"Kentucky has actually managed fairly well through this recession," says Stumbo.
Stumbo says the Commonwealth avoided severe cuts in basic education funding, Medicaid, health and human services and public safety. And even though tough budget decisions are ahead, Stumbo believes lawmakers will find solutions.
"If we continue to do what we have done to date, and that is to put aside our partisan differences, to come here with an open mind, to guarantee that we're going to work - not only with each other in this chamber, but with our counterparts in the Senate, and with those in the governor's office - we can truly continue to bring Kentucky through this terrible crisis until times get better," says Stumbo.
House Minority Leader Jeffrey Hoover agrees, saying the Commonwealth faces unprecedented times that require novel solutions.
"We will continue to work in a bipartisan manner," says Hoover. "We may have different ideas. We may have different alternatives as we approach the budget situation, as we try to address that. But let us disagree without being disagreeable."
So how bad is the state's financial situation? This bad. Even after $800 million in spending cuts over the last two years, Kentucky still has a $161 million deficit in the current fiscal year. And the shortfall could soar to $1.2 billion over the next two years. House Budget Chairman Rick Rand says state revenues have been in free fall.

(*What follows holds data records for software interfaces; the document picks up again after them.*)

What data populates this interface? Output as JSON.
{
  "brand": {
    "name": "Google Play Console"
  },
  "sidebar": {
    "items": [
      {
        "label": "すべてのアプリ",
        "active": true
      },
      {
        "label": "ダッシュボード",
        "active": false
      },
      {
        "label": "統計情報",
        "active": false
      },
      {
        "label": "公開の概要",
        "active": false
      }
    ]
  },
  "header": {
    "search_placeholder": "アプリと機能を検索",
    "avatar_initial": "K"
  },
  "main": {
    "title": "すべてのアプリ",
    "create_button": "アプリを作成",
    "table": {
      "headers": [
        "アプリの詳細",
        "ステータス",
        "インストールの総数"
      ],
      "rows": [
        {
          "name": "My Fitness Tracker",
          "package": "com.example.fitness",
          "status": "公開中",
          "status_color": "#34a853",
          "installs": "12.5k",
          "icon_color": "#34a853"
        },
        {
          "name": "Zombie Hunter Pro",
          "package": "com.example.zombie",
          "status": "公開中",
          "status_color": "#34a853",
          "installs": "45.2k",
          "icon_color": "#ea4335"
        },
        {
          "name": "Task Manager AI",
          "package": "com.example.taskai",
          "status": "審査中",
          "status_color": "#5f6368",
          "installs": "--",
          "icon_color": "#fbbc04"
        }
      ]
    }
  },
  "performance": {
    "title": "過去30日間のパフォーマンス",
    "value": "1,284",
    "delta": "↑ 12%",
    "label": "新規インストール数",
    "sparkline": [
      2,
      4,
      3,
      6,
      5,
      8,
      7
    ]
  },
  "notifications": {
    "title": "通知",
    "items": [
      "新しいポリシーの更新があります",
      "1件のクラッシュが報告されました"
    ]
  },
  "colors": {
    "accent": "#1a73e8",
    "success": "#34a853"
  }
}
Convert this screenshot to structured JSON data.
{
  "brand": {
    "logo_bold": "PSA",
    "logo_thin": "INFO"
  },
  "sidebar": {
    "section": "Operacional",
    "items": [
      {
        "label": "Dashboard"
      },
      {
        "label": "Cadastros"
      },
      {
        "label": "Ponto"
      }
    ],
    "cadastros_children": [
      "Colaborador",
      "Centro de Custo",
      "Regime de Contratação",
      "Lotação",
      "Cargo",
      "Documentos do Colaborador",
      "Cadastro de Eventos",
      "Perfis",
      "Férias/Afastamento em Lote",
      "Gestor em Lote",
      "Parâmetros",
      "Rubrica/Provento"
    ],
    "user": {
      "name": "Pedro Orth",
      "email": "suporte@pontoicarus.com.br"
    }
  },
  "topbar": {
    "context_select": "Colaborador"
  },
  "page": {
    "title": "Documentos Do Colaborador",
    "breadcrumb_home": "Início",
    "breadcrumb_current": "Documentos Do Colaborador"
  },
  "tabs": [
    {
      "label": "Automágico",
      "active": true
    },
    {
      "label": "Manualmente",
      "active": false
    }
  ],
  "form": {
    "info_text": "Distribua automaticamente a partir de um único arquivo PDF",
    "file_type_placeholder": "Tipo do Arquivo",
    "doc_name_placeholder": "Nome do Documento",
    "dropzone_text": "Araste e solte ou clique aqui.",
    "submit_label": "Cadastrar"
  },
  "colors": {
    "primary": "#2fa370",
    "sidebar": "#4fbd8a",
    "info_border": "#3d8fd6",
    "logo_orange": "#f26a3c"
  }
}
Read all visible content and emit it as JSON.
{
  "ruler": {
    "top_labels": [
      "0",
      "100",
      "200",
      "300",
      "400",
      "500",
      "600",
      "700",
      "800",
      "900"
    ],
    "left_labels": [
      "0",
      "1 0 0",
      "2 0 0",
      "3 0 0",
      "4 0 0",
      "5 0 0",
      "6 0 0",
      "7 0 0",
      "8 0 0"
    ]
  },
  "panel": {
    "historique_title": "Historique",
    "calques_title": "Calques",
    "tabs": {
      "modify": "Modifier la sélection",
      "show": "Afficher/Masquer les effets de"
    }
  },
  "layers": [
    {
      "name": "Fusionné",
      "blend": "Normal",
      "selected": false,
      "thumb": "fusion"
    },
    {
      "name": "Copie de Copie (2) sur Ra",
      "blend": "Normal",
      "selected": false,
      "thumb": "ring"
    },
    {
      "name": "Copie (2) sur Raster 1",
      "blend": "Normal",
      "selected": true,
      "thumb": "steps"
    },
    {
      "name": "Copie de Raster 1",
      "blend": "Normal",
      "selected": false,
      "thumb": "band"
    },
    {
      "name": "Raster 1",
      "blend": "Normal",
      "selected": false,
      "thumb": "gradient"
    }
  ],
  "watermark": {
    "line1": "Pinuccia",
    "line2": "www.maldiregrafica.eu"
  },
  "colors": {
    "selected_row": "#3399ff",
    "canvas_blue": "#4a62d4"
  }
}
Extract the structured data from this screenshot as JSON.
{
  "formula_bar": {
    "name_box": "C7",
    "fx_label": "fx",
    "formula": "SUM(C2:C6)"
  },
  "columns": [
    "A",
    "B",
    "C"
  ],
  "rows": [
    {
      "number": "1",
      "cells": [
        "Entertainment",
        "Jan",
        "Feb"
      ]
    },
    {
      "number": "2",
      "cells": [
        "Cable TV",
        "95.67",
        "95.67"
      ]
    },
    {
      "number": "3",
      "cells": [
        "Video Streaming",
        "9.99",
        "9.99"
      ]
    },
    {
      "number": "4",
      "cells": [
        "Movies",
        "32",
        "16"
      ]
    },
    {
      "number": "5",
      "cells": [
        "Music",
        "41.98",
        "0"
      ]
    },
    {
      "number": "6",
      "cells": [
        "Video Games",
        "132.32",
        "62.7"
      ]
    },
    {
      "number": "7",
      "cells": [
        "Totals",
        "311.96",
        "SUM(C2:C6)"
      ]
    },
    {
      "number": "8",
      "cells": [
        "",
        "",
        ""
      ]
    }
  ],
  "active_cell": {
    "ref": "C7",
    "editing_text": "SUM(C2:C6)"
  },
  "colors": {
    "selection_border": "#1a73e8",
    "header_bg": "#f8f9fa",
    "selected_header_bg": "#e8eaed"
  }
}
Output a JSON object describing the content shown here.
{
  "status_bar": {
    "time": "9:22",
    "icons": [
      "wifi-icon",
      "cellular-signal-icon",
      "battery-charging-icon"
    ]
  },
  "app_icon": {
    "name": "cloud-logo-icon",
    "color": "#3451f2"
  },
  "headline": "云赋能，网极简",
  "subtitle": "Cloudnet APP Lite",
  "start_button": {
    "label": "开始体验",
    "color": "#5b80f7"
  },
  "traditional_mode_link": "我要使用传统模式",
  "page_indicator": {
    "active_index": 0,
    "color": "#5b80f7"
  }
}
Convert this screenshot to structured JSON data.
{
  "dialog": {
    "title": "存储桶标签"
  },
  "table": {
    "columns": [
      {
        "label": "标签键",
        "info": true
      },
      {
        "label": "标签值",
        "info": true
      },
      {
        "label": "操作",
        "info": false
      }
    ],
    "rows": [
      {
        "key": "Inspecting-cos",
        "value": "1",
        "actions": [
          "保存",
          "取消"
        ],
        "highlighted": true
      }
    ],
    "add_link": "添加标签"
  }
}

"This is the first time in modern history that we have gone two years with negative growth in our general fund," says Rand. "So, we are in unprecedented times - the first time in modern history, that we could find record of, that we have had two consecutive years of negative growth."
But as bad as it is, Rand says some states have it even worse.
"Nearly every single state are in much more difficult circumstances than we find ourselves in," says Rand. "And that is, I think, a tribute to the leaders, and certainly the gentleman who held my position before I, and the good work that they have done."
Rand says the legislature still has more than a half-billion dollars in federal stimulus money it can use to help plug the deficit. Tax hikes on alcohol and cigarettes approved this year are generating some new revenue. And the economy is again showing signs of life. But Rand's anxious to see what the Consensus Forecasting Group has to say. The panel of economic experts meets Monday to assess the revenue situation and make projections.
"They will come out with a revised estimate for 2010, as well as the number," says Rand. "And the number they give - and they'll give us a very specific number of how much revenue that we're going to have over the next biennium to deal with."
The governor and lawmakers will use the numbers to balance the current budget and craft a new one. Perhaps they'll get some fresh ideas from the newest member of the House, Representative Jill York of Grayson. York won a recent special election in northeast Kentucky.
"I do welcome the opportunity to be a new set of eyes on the books, to bring maybe a little bit more creative thinking to things," York tells Kentucky Public Radio. "Out in our district, we're very anxious to see people shouldering the load a bit, because we realize that times are tough all over."
Once the 2010 session begins, lawmakers will have 60-days to get the state's finances in order, and take care of all other business. The opening gavels in the House and Senate fall on January 5th.